### EXTRACTED MATERIAL
╔══

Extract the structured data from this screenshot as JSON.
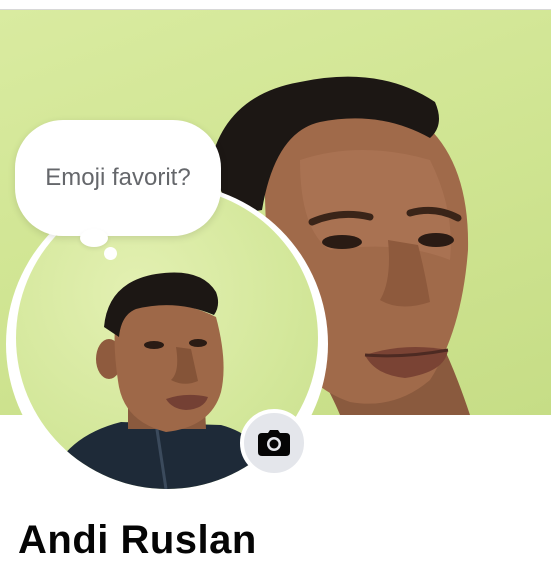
{
  "profile": {
    "name": "Andi Ruslan",
    "note_prompt": "Emoji favorit?"
  },
  "icons": {
    "camera": "camera-icon"
  },
  "colors": {
    "cover_background": "#cfe491",
    "camera_button": "#e4e6eb",
    "name_text": "#050505",
    "note_text": "#65676b"
  }
}
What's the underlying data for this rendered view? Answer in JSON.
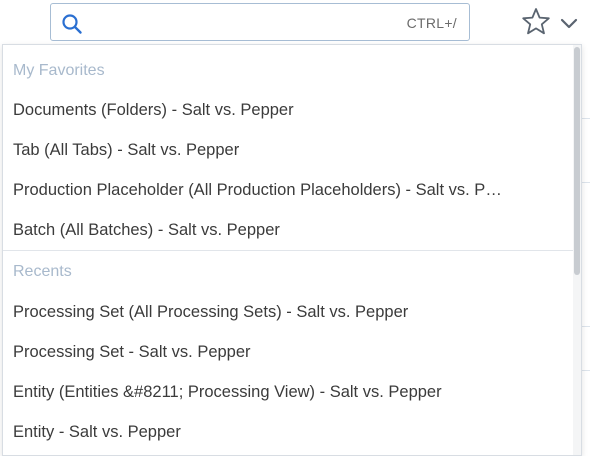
{
  "search": {
    "placeholder": "",
    "value": "",
    "shortcut": "CTRL+/"
  },
  "icons": {
    "search": "search-icon",
    "favorite": "star-icon",
    "expand": "chevron-down-icon"
  },
  "colors": {
    "accent": "#2a6fd1",
    "section_header": "#a8b9cc",
    "item_text": "#3b3b3b"
  },
  "dropdown": {
    "favorites": {
      "header": "My Favorites",
      "items": [
        "Documents (Folders) - Salt vs. Pepper",
        "Tab (All Tabs) - Salt vs. Pepper",
        "Production Placeholder (All Production Placeholders) - Salt vs. P…",
        "Batch (All Batches) - Salt vs. Pepper"
      ]
    },
    "recents": {
      "header": "Recents",
      "items": [
        "Processing Set (All Processing Sets) - Salt vs. Pepper",
        "Processing Set - Salt vs. Pepper",
        "Entity (Entities &#8211; Processing View) - Salt vs. Pepper",
        "Entity - Salt vs. Pepper"
      ]
    }
  }
}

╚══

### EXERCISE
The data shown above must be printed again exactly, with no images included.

### COMPLETED TASK
Extract the structured data from this screenshot as JSON.
{
  "profile": {
    "name": "Andi Ruslan",
    "note_prompt": "Emoji favorit?"
  },
  "icons": {
    "camera": "camera-icon"
  },
  "colors": {
    "cover_background": "#cfe491",
    "camera_button": "#e4e6eb",
    "name_text": "#050505",
    "note_text": "#65676b"
  }
}
What's the underlying data for this rendered view? Answer in JSON.
{
  "search": {
    "placeholder": "",
    "value": "",
    "shortcut": "CTRL+/"
  },
  "icons": {
    "search": "search-icon",
    "favorite": "star-icon",
    "expand": "chevron-down-icon"
  },
  "colors": {
    "accent": "#2a6fd1",
    "section_header": "#a8b9cc",
    "item_text": "#3b3b3b"
  },
  "dropdown": {
    "favorites": {
      "header": "My Favorites",
      "items": [
        "Documents (Folders) - Salt vs. Pepper",
        "Tab (All Tabs) - Salt vs. Pepper",
        "Production Placeholder (All Production Placeholders) - Salt vs. P…",
        "Batch (All Batches) - Salt vs. Pepper"
      ]
    },
    "recents": {
      "header": "Recents",
      "items": [
        "Processing Set (All Processing Sets) - Salt vs. Pepper",
        "Processing Set - Salt vs. Pepper",
        "Entity (Entities &#8211; Processing View) - Salt vs. Pepper",
        "Entity - Salt vs. Pepper"
      ]
    }
  }
}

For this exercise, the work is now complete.